Still, prosecutors did not have the evidence to make an arrest at the time. Linehan left stripping, and over the next decade she married a doctor, graduated from Saint Martin's University with a degree in psychology, had a daughter, and worked for a time as an administrative assistant at the Washington State Executive Ethics Board, which guards against ethical misconduct by state employees. She was living in Olympia, Washington, when she was arrested.

The Alaska State Troopers cold-case unit got a break in 2005 when they interviewed Carlin's son, who was underage in 1996 and was not allowed by his father to be interviewed.
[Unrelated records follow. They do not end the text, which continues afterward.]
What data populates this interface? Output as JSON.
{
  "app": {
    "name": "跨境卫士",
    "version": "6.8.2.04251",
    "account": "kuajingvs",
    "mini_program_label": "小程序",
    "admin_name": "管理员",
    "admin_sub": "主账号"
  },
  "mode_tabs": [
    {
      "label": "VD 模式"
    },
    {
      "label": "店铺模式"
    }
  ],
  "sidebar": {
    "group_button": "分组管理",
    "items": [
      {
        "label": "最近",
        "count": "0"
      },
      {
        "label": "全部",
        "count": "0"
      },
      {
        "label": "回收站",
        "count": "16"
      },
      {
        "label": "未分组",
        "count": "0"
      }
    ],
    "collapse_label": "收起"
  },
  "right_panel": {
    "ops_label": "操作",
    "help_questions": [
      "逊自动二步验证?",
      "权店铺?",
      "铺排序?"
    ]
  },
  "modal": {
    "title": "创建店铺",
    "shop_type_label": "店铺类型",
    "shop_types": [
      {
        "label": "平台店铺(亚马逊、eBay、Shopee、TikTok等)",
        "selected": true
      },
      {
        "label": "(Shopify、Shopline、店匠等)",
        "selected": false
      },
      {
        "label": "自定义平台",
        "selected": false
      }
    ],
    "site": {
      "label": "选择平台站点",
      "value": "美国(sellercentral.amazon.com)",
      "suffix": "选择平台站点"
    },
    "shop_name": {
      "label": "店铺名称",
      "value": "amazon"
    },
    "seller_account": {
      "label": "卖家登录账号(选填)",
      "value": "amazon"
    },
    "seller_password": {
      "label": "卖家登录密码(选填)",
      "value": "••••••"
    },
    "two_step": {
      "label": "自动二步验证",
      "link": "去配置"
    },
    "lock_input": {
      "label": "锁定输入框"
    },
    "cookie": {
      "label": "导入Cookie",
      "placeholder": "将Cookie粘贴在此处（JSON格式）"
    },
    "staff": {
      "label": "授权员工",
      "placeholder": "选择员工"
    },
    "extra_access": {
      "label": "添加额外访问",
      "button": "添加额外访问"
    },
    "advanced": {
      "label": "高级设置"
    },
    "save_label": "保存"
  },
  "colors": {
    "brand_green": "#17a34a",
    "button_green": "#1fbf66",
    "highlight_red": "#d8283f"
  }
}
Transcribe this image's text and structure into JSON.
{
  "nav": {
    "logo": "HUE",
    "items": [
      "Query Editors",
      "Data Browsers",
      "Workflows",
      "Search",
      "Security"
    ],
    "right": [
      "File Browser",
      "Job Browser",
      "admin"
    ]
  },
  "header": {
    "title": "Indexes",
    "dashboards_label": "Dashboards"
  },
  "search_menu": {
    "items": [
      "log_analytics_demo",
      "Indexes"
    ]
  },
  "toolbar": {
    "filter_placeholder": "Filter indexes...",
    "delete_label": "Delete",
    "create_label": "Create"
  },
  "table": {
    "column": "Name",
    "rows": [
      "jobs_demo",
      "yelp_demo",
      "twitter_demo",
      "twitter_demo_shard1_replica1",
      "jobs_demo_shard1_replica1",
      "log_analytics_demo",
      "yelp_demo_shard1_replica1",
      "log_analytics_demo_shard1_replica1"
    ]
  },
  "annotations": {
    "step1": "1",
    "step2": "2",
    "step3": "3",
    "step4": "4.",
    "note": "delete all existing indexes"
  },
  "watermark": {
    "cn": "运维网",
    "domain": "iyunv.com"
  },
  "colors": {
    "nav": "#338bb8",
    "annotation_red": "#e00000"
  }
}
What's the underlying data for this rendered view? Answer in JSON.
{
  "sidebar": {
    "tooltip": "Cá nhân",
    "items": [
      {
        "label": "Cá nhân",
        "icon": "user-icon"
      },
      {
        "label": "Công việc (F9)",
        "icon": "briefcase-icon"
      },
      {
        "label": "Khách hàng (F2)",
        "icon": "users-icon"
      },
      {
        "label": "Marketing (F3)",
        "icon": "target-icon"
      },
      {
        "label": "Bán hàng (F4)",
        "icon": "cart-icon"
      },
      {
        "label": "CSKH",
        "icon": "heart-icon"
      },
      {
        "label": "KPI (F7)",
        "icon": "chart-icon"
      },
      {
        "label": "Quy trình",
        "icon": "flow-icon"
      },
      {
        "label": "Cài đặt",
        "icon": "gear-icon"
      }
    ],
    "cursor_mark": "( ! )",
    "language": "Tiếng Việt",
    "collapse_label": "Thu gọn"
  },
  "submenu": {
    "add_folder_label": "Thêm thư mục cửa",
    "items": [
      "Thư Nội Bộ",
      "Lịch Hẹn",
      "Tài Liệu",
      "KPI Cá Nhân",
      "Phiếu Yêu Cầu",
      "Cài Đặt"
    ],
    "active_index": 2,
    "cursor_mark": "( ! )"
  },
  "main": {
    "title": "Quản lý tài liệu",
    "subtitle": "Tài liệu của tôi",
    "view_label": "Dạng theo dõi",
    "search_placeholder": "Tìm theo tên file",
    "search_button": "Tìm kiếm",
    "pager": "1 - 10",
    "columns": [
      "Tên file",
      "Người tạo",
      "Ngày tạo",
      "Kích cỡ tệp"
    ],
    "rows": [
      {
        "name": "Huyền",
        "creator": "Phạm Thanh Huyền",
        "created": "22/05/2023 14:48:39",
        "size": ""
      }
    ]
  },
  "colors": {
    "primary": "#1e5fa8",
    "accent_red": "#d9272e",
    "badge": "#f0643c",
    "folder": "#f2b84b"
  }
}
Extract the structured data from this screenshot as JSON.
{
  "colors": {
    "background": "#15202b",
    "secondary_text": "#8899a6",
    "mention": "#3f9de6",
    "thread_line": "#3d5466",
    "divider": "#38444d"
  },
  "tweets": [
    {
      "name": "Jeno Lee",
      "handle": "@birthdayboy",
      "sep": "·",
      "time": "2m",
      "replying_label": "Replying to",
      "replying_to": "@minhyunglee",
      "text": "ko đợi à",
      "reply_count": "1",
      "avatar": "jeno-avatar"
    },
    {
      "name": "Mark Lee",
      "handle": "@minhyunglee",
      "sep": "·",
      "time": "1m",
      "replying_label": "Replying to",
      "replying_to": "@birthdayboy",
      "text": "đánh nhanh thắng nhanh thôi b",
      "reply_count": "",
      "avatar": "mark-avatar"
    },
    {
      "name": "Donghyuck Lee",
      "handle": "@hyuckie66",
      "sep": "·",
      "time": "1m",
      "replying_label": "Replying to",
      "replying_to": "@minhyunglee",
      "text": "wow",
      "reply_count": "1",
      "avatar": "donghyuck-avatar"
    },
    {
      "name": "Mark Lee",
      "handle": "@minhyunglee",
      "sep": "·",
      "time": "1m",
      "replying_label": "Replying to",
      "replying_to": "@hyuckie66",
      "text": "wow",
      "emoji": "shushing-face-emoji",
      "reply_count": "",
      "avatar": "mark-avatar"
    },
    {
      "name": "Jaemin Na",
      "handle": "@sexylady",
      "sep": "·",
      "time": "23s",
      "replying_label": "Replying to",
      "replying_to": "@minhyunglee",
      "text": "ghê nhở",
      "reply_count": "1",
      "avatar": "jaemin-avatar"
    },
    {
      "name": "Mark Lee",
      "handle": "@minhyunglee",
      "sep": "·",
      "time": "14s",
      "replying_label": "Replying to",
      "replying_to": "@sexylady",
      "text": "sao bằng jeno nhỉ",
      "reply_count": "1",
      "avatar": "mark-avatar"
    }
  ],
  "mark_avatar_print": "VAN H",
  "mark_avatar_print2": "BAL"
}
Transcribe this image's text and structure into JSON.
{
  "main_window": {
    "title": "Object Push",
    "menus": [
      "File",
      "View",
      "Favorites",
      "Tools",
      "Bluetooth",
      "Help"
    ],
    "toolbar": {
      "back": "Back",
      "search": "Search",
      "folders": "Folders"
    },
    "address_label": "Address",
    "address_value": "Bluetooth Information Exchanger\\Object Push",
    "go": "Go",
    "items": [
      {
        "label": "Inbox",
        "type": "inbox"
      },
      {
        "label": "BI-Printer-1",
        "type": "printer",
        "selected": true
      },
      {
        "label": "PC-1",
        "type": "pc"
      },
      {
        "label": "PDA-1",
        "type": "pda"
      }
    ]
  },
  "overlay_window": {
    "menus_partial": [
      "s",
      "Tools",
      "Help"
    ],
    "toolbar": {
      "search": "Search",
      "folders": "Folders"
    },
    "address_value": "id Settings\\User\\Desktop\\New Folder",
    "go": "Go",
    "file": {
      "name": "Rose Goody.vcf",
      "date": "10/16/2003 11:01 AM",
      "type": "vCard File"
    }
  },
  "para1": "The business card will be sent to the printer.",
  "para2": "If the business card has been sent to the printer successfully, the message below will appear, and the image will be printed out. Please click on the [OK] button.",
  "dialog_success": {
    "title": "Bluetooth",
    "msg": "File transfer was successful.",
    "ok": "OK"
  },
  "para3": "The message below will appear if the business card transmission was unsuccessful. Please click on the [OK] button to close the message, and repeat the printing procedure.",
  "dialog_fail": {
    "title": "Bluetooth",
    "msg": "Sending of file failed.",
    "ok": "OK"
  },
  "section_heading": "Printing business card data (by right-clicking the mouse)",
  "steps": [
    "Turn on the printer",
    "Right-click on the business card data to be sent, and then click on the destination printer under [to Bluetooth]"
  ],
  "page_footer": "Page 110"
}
As an adult, he gave investigators enough damning testimony to bring charges against his father and Linehan last year.

He told them that he saw his father using bleach to wash out a handgun in a bathroom sink and that Linehan watched.

At the trial, which is likely to end next week, Linehan's blond hair is now glossy black, offset by porcelain skin and striking blue eyes. She has complained to photographers that her smiles look like smirks in their pictures.

"The Last Seduction" is a modern-day film noir in which a ruthless beauty — played by the sultry, raven-haired actress Linda Fiorentino — uses her sexual wiles to manipulate others.

A former stripper, Lora Aspiotis, testified that she watched the movie with Linehan and that Linehan admired the tough-talking Fiorentino character.

"She told me that the character was her heroine and that she wanted to be just like her," Aspiotis said.

("Isn't it unbelievable? I'm a little shaken up by it," Fiorentino recently told the New York Post.)

Gullufsen, the prosecutor, said: "The seed is planted. There is someone she admires, wants to be like and the wheels start turning; she can apply that plan to her circumstances."

In the movie, the femme fatale gets away with murder, while her boyfriend gets convicted. Gullufsen said Linehan tried to write the same ending for herself, and he asked that the jury be allowed to watch the movie.

But Judge Philip Volland said he didn't see enough similarities between the movie and the real-life murder, noting, for example, that there was no evidence that Linehan had sex with Leppink. The judge also said the movie could be too disturbing to the jurors.

Linehan's lawyers maintain Carlin acted alone. They say he killed Leppink because he believed Leppink was stalking Linehan and because he was depressed that she loved a third man.

But another tawdry motive in the sensational trial also has been suggested: One defense attorney said the evidence will show that Leppink was bisexual or homosexual and had made advances toward Carlin's 16-year-old son.